- _Task prompt_
Nothing but an exact reprint of the records is to be returned.

- _Data_
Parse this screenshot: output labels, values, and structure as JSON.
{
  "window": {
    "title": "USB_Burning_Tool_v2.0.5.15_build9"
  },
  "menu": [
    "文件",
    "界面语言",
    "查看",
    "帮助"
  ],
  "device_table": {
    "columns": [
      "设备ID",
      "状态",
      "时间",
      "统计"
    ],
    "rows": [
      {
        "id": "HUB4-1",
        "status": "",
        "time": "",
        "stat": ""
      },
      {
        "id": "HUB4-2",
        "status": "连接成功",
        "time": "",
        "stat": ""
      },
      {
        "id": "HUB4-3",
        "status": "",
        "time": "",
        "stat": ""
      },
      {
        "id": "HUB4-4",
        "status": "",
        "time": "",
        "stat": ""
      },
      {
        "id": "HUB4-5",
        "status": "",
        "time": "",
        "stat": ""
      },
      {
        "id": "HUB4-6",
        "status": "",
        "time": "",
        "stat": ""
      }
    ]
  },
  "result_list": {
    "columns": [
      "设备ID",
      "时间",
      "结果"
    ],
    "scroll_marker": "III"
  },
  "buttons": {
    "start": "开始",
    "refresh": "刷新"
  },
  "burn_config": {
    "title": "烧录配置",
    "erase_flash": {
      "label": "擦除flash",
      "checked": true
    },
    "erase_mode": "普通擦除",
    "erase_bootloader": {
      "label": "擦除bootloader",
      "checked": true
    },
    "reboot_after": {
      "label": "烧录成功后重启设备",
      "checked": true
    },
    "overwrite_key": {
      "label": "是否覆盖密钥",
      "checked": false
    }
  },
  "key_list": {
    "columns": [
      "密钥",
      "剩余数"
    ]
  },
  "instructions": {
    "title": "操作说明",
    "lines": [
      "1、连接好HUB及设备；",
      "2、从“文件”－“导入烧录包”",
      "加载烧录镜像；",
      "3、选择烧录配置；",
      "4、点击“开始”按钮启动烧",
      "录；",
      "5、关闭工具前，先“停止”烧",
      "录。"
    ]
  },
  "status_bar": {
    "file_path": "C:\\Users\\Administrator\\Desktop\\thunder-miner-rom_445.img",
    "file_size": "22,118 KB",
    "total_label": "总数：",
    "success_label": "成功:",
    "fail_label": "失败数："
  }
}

- _Finished exercise_
Parse this screenshot: output labels, values, and structure as JSON.
{
  "window": {
    "title": "USB_Burning_Tool_v2.0.5.15_build9"
  },
  "menu": [
    "文件",
    "界面语言",
    "查看",
    "帮助"
  ],
  "device_table": {
    "columns": [
      "设备ID",
      "状态",
      "时间",
      "统计"
    ],
    "rows": [
      {
        "id": "HUB4-1",
        "status": "",
        "time": "",
        "stat": ""
      },
      {
        "id": "HUB4-2",
        "status": "连接成功",
        "time": "",
        "stat": ""
      },
      {
        "id": "HUB4-3",
        "status": "",
        "time": "",
        "stat": ""
      },
      {
        "id": "HUB4-4",
        "status": "",
        "time": "",
        "stat": ""
      },
      {
        "id": "HUB4-5",
        "status": "",
        "time": "",
        "stat": ""
      },
      {
        "id": "HUB4-6",
        "status": "",
        "time": "",
        "stat": ""
      }
    ]
  },
  "result_list": {
    "columns": [
      "设备ID",
      "时间",
      "结果"
    ],
    "scroll_marker": "III"
  },
  "buttons": {
    "start": "开始",
    "refresh": "刷新"
  },
  "burn_config": {
    "title": "烧录配置",
    "erase_flash": {
      "label": "擦除flash",
      "checked": true
    },
    "erase_mode": "普通擦除",
    "erase_bootloader": {
      "label": "擦除bootloader",
      "checked": true
    },
    "reboot_after": {
      "label": "烧录成功后重启设备",
      "checked": true
    },
    "overwrite_key": {
      "label": "是否覆盖密钥",
      "checked": false
    }
  },
  "key_list": {
    "columns": [
      "密钥",
      "剩余数"
    ]
  },
  "instructions": {
    "title": "操作说明",
    "lines": [
      "1、连接好HUB及设备；",
      "2、从“文件”－“导入烧录包”",
      "加载烧录镜像；",
      "3、选择烧录配置；",
      "4、点击“开始”按钮启动烧",
      "录；",
      "5、关闭工具前，先“停止”烧",
      "录。"
    ]
  },
  "status_bar": {
    "file_path": "C:\\Users\\Administrator\\Desktop\\thunder-miner-rom_445.img",
    "file_size": "22,118 KB",
    "total_label": "总数：",
    "success_label": "成功:",
    "fail_label": "失败数："
  }
}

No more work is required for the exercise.